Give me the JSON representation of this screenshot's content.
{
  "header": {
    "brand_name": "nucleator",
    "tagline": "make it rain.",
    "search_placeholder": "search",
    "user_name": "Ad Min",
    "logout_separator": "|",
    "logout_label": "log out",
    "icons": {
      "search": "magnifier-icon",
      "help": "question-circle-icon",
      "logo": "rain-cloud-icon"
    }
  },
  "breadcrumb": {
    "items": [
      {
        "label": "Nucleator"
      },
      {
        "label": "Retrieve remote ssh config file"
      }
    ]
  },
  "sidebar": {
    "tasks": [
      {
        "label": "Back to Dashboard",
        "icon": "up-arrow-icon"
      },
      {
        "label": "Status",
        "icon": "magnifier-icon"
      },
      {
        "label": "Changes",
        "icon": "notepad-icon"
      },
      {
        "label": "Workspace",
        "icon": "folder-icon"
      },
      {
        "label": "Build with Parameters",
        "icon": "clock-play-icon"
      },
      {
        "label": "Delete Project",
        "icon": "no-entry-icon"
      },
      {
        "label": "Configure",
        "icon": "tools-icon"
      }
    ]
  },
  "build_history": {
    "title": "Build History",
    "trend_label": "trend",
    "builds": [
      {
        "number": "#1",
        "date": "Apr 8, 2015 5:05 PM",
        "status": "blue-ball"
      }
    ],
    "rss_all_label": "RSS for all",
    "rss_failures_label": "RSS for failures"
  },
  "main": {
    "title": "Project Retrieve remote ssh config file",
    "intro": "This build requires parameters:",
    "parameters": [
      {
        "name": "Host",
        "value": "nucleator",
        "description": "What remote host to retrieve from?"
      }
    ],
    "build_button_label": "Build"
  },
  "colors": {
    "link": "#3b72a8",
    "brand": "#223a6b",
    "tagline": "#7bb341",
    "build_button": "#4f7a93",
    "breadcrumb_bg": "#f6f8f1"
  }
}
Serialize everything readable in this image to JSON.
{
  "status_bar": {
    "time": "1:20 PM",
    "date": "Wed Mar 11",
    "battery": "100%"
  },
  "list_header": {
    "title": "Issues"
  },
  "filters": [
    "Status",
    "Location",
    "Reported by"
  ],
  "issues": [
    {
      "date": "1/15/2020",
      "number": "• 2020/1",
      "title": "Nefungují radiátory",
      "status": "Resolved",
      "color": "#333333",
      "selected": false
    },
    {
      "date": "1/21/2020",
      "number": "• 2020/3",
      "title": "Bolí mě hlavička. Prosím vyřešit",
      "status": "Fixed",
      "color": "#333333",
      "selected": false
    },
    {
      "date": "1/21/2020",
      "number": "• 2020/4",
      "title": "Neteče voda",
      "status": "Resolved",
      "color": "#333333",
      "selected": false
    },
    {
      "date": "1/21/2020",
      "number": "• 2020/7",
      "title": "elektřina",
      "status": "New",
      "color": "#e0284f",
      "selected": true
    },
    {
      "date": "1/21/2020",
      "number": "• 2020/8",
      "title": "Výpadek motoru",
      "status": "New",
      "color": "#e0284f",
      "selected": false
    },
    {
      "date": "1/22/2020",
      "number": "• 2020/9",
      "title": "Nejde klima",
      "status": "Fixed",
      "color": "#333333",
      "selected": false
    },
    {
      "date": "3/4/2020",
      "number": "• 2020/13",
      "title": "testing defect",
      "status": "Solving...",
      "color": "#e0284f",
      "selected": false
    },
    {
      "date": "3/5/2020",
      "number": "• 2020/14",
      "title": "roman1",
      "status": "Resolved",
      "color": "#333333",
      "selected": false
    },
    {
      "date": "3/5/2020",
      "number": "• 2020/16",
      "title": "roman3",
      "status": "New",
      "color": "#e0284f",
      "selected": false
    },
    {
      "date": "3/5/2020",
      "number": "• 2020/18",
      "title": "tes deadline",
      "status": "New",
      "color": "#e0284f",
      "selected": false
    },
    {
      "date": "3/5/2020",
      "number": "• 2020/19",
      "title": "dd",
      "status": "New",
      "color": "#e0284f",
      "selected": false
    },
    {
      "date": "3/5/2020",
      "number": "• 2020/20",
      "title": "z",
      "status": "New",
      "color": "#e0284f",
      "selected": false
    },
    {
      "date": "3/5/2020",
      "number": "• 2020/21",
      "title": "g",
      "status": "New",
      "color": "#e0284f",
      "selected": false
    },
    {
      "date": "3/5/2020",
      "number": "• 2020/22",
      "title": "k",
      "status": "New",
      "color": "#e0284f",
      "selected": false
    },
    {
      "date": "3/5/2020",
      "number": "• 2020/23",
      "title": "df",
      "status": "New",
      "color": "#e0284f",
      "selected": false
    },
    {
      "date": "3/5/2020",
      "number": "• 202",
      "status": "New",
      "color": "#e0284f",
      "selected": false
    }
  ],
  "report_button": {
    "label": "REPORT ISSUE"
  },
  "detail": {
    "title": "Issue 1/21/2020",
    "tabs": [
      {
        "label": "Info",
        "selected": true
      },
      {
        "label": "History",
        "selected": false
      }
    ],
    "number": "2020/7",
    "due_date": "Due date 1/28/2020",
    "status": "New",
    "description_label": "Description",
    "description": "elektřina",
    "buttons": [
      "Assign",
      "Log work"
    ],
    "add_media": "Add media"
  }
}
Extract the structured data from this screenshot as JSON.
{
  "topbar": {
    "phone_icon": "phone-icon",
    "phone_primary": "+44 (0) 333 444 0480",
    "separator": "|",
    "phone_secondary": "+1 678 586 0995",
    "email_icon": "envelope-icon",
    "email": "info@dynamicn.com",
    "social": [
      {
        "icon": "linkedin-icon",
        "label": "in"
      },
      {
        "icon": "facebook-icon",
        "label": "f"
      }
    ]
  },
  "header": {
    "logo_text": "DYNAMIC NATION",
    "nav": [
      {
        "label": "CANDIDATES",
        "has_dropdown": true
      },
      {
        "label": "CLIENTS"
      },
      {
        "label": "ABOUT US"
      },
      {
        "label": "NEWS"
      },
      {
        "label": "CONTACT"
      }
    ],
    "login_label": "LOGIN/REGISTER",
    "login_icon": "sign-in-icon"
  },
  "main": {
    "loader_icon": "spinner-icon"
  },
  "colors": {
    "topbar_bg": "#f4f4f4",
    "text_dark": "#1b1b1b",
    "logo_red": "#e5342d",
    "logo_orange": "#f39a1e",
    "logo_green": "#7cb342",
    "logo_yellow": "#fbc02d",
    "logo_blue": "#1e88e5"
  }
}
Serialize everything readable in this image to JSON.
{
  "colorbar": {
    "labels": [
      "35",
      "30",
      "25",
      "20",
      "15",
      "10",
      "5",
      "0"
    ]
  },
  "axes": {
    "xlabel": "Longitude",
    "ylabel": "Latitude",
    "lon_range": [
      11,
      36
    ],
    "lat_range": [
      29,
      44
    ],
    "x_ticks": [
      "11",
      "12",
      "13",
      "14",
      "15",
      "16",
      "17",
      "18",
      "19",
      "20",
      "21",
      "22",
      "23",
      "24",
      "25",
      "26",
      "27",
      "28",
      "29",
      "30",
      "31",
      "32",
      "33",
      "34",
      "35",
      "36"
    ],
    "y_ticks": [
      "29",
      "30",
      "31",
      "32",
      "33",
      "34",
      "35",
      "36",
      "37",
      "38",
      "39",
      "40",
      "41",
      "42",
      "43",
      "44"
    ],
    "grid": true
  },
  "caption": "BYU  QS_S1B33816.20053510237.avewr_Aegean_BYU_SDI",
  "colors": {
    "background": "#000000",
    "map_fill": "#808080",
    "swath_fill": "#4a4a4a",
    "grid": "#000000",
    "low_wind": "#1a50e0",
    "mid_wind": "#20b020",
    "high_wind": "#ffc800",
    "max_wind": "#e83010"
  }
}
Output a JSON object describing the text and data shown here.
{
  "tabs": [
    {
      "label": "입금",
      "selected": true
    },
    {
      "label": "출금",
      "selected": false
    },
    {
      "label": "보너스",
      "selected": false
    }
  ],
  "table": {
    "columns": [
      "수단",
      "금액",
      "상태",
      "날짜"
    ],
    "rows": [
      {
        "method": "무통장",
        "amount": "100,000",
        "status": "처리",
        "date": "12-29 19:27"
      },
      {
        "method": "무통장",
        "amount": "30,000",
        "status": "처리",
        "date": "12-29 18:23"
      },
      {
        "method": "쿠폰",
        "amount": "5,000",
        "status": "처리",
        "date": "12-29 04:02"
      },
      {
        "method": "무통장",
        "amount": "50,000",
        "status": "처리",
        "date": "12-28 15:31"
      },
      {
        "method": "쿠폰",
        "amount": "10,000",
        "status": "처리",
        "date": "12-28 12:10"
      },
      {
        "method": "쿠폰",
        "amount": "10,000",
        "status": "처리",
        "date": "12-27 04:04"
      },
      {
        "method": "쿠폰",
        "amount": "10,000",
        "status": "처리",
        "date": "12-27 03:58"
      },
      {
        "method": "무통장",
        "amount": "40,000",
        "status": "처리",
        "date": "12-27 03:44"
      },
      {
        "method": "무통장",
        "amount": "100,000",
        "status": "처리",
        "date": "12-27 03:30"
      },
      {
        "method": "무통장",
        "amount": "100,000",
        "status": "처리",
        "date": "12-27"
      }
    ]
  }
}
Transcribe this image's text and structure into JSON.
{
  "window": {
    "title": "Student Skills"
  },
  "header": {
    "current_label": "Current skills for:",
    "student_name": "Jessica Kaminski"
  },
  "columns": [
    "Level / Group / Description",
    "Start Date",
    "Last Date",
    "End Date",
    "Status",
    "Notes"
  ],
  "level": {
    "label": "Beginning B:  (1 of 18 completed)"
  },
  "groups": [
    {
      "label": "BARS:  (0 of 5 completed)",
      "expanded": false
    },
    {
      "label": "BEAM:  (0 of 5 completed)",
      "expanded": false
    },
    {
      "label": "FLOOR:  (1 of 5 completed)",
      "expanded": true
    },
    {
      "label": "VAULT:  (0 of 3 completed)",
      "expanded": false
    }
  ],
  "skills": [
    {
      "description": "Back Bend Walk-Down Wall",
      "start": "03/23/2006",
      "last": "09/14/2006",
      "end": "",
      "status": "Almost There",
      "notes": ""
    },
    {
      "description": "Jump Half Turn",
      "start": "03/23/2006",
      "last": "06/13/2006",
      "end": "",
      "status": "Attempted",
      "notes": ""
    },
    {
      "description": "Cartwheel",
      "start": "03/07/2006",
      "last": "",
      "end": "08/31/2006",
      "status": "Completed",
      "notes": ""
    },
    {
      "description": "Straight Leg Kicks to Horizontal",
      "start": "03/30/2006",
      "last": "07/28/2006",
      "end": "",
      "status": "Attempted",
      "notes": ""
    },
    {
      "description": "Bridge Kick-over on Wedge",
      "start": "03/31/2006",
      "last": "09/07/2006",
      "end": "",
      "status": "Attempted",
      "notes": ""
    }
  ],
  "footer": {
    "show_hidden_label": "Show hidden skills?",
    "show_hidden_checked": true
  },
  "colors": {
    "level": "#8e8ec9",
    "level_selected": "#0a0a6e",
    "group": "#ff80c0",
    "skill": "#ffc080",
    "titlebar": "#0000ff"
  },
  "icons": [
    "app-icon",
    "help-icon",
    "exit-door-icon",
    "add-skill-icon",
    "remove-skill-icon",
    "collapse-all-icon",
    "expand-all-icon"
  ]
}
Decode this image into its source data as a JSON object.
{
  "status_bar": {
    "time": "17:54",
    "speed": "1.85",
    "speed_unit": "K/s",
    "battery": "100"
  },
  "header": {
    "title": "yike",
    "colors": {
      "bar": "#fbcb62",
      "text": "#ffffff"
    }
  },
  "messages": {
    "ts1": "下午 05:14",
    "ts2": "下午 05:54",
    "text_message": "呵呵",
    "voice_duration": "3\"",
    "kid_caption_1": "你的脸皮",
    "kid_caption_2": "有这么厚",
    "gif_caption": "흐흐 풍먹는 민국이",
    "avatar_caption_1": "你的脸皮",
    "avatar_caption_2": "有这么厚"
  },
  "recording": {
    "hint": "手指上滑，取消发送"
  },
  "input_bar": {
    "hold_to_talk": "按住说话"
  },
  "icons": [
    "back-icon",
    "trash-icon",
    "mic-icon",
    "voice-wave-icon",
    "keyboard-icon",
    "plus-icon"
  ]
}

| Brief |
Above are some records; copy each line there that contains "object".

| Worked solution |
Output a JSON object describing the text and data shown here.
Decode this image into its source data as a JSON object.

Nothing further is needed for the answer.